This quick reference can help you plan a visit to the other jewels in Diamond Lakes Country.


DeGray Lake

This is a great choice for vacationers who want to enjoy the outdoors without roughing it.

Located near Arkadelphia, 29 miles southwest of Hot Springs, the 13,400-acre DeGray Lake is a popular getaway–with good reason. Whether you like to fish, sail, boat, hike, water ski, swim, golf, or any other form of recreation, you can do it here.

Situated among ridges of the Ouachita Mountains and formed by a dam across the Caddo River, the lake has more than 700 campsites, ranging from full hook-ups to primitive, and some 15 boat-launching ramps.

The lake also is home to the state’s only resort state park, beautiful DeGray Lake Resort State Park, which offers a 96-room lodge (pictured left), golf, tennis, a marina, swimming beach–even a spa. Cap off a day of summer fun with a moonlight cruise on select evenings in July and August.

Enjoy the July 4th Island Fest at the park with games, grilled burgers and hot dogs, and fireworks.

Privately owned Iron Mountain Lodge and Marina is another option for DeGray Lake. Cabins and cottages are on the lake’s edge, and the resort welcomes guests with pets.

Information: DeGray Lake Resort State Park, (800) 737-8355,; Iron Mountain Lodge, (870) 246-4310,

Degray Lodge

Lake Catherine

Although you’re minutes from Hot Springs, it feels like a tranquil wilderness at Lake Catherine. In 1924, Arkansas Power and Light Co. (now Entergy) completed Remmel Dam to generate electricity. It was the state’s first major hydroelectric facility.

Though 11 miles long, the lake covers a mere 1,940 acres nestled in narrow valleys of the Ouachita Mountains, making it the smallest Diamond Lakes Country jewel. The lake is good for waterskiing, swimming, and boating, but anglers love the largemouth bass here. The water also is stocked with rainbow trout, along with other game and pan fish.

Lodging options include 17 fully equipped cabins at Lake Catherine State Park. There also are campsites, a launch ramp, playgrounds, and trails. Guided horseback rides are offered in summer.

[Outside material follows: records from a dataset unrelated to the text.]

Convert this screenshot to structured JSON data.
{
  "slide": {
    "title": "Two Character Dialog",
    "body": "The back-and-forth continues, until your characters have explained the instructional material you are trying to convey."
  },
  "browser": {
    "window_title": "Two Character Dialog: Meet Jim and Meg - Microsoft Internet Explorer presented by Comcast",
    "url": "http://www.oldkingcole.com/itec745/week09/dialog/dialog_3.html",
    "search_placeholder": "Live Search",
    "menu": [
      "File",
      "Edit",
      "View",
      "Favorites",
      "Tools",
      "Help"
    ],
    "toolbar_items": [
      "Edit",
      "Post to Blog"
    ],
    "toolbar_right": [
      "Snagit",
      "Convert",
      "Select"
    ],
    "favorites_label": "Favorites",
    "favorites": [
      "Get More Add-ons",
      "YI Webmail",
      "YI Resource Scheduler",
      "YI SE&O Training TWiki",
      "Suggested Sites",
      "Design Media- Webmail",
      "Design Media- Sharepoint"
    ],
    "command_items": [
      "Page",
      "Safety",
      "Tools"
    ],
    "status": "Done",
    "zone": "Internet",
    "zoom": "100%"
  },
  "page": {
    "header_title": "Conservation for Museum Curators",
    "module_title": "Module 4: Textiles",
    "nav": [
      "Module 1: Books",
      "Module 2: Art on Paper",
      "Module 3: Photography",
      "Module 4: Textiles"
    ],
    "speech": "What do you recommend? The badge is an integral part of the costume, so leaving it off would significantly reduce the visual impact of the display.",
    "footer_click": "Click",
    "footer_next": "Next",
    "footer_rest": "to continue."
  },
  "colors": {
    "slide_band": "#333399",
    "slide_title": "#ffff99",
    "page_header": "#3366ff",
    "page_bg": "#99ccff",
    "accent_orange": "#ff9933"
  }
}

Information: Lake Catherine State Park, (501) 844-4176,

Lake Catherine

Lake Greeson

Narrows Dam impounds the waters of the Little Missouri River to form 7,000-acre Lake Greeson, a prime recreational resource in southwest Arkansas. Located just north of Murfreesboro, the 12-mile-long lake features clear waters that anglers flock to for rainbow trout and channel catfish.

The Little Missouri River is a popular float stream in summer. Don’t forget to pack your fishing gear for the canoe.

There’s plenty of fun to be had off the water. All terrain vehicle (ATV) enthusiasts can enjoy the challenging 31-mile Bear Creek Motorcycle Trail that begins at Daisy State Park. The park also offers 103 campsites, picnic area, trails, a playground, and launch ramps. And the Self Creek Lodge and Marina has log-sided lake cottages with full kitchens, stone fireplaces, and hot tubs. Pets are welcome, too.

Information: Daisy State Park, (870) 398-4487,; Self Creek Lodge, (870) 398-5000,

Lake Greeson

^ to top | previous page